All eyes were on North Korea amid reports that the isolated communist state could be ready to compromise in its standoff with the international community over its nuclear weapons program.
The talk of progress came as US Secretary of State Condoleezza Rice headed home Sunday after a four-nation tour of Asia and Russia aimed at stepping up the pressure on Pyongyang following its shock October 9 nuclear test.
Rice, who arrived home in Washington from Moscow, was to brief the head of the UN nuclear watchdog, Mohamed ElBaradei, on Monday about her efforts to rally international support for UN sanctions imposed on North Korea.
The UN Security Council voted unanimously to slap Pyongyang with a range of financial, trade and military restrictions after its atom bomb test, and urged the North to return to six-party talks aimed at ending its nuclear ambitions.
South Korea's Yonhap news agency said the North's leader Kim Jong-Il had promised not to stage a second nuclear test unless his nation was “harassed” by the United States.
The report quoted diplomatic sources in Seoul as saying Kim gave the assurance during a meeting in Pyongyang last week with a high-level Chinese delegation led by State Councillor Tang Jiaxuan.
“Kim said during a meeting with Tang that North Korea would not conduct an additional nuclear test unless the US harasses the North,” Yonhap quoted one source as saying.
“Kim also promised North Korea would return to the six-way talks in the near future as long as the US promises to lift financial sanctions after the talks reopen.”
South Korean officials said they had no information on the report. Yonhap on Friday quoted a diplomatic source in Beijing as saying Kim had told his Chinese visitors there would be no additional test.
Tang was the first foreign official to meet Kim since North Korea carried out its first atomic test, sparking worldwide condemnation and the UN sanctions.
A South Korean newspaper said Kim had expressed regret to the envoy from China, the North's most crucial source of aid and trade, but Rice cast doubt on that report Saturday in Moscow.
“I don't know whether or not Kim Jong-Il said any such thing,” Rice said.
“But the Chinese, in a fairly thorough briefing about the talks, said nothing about such an apology for having launched a test,” she added.
After his return to Beijing, Tang on Friday said his trip had not been a waste of time but gave no details.
“Fortunately my visit this time has not been in vain,” he told Rice during her visit to Beijing.
Chinese Foreign Minister Li Zhaoxing also reported some positive elements from the meeting, saying the prospect of quickly resuming the stalled six-party talks had been discussed.
North Korea agreed at the talks in September 2005 to scrap its nuclear programs in exchange for energy aid, other economic inducements and security guarantees.
But it boycotted the forum two months later in protest at US attempts to cut its access to overseas banks.
During her whirlwind tour last week, Rice met with key officials in the four other countries involved in the disarmament talks — China, Japan, Russia and South Korea — to try to ensure strict enforcement of the sanctions.

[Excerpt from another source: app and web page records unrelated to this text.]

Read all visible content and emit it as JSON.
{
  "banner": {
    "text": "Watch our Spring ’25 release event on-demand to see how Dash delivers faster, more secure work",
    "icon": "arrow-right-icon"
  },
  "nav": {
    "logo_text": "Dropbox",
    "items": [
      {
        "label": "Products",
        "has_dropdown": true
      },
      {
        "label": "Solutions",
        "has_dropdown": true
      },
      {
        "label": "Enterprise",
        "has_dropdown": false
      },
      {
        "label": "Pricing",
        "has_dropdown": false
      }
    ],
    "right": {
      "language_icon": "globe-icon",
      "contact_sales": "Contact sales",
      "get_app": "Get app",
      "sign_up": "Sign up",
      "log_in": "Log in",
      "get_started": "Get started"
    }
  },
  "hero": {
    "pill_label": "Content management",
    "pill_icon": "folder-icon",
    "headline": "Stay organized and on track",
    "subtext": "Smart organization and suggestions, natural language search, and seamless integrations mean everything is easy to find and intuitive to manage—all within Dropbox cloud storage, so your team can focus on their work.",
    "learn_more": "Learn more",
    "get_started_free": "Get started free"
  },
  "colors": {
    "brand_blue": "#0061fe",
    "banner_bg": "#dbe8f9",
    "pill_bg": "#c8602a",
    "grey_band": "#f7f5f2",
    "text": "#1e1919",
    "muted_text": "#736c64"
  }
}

A key sticking point has been inspections of North Korean cargo shipments called for under the UN resolution. China and South Korea have resisted such a move for fear of aggravating tensions.
The United States says it wants to prevent the North from transferring weapons of mass destruction and nuclear know-how to hostile groups and governments.
In an interview aired Sunday by ABC News, US President George W. Bush warned that North Korea would be “held to account” if Pyongyang sold nuclear material to Iran or Al-Qaeda.
Asked if the United States would retaliate if such a transfer occurred, Bush said: “You know, I'd just say it's a grave consequence.”
US officials said Rice's trip had been a success, but one senior lawmaker in Bush's Republican party said his “gut feeling” was that Washington would eventually have to sit down for direct talks with Kim.
Senator Richard Lugar, chairman of the powerful Senate Foreign Relations Committee, said he thought US officials would say “in terms that they understand,'We're not going to overthrow you. We are not involved in regime change. You're going to stay.'”
“I believe that is going to happen. I hope it happens sooner rather than later,” he told Fox News Sunday.